Macklemore’s thought provoking song “Wings” is an excellent way to introduce students to Marx’s theory of commodity fetishism. Commodity fetishism is the process of ascribing magic “phantom-like” qualities to an object. In “Wings,” Macklemore associates these qualities with Nike Air Max shoes, explaining his belief as a child that they would make him into a superstar athlete like Michael Jordan. The value of Nike shoes is displaced from the labour time that went into creating them, and instead is infused with social-cultural value that comes into being through celebrity endorsement or symbols such as the Nike “Swoosh.” “Wings” becomes a statement on how market capitalism seduces us into purchasing products that promise to make our lives better. Macklemore comes to this realization through the song’s narrative, exclaiming, “Nike tricked us all,” before finally realizing as the song comes to and end that “it’s just another pair of shoes.”
Through tracks like “Wings,” Macklemore explores the darker side of consumption that is rarely discussed in mainstream music.
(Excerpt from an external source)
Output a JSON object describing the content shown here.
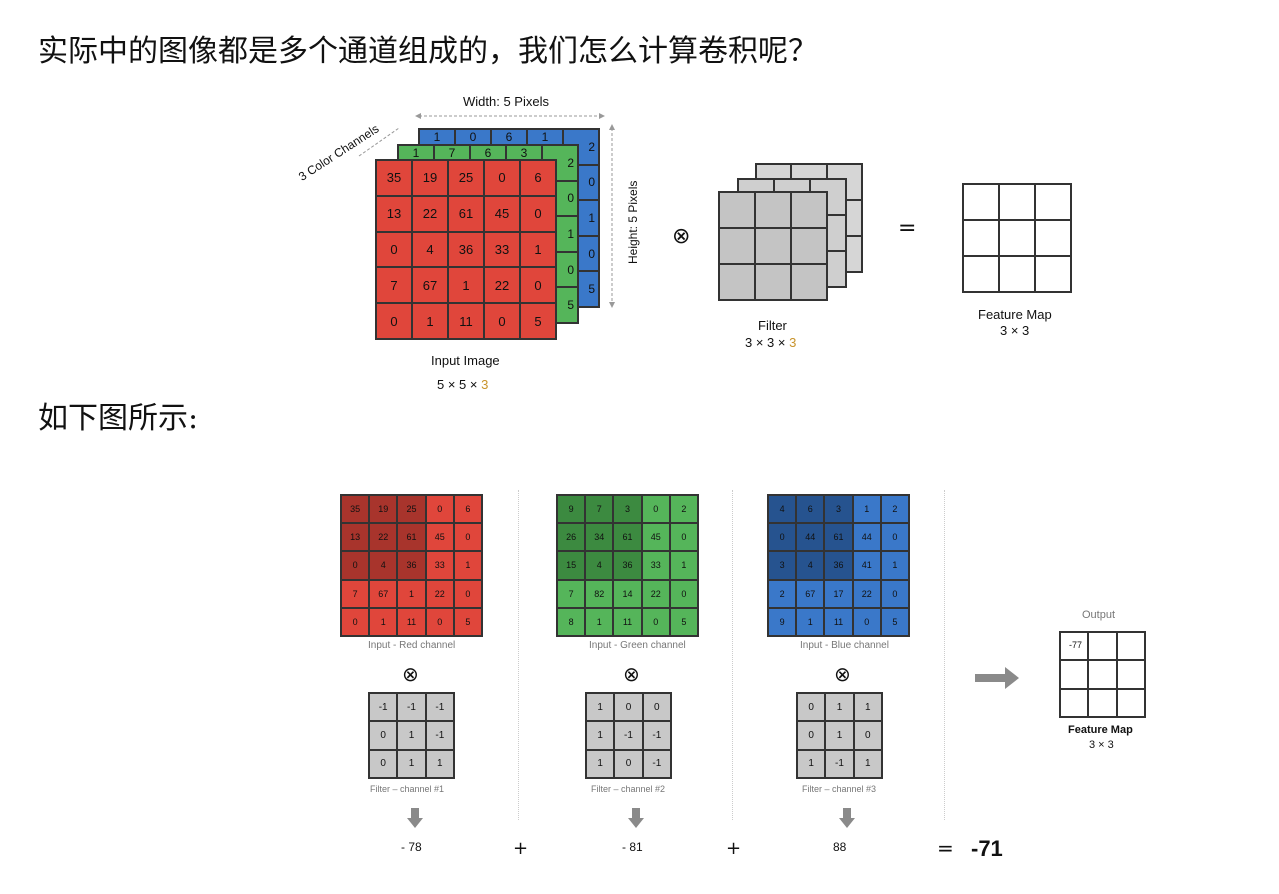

He breaks from the typical discourse in rap music about buying expensive cars, “ice,” and bottles of Dom Pérignon and instead urges the listener to critically rethink the messages superimposed on us in capitalist societies that make us feel the need to constantly consume.
This video is a great segue into discussions about the Marxist concepts of use-value, exchange-value, and surplus-value. How is value made? Why do we pay $180 for a pair of Nike Shoes, but only $20 for a pair of Sketcher shoes?
In addition, this video bolsters discussion about the power of symbols and signification in creating cultural meaning embodied in a commodity sign (think: the Swoosh on the Nike shoe, or the Apple symbol on an iPhone).
In the end, Macklemore is right – his Nikes are “so much more than just a pair of shoes.” They are “what I am… the source of my youth… the dream that they sold to you.”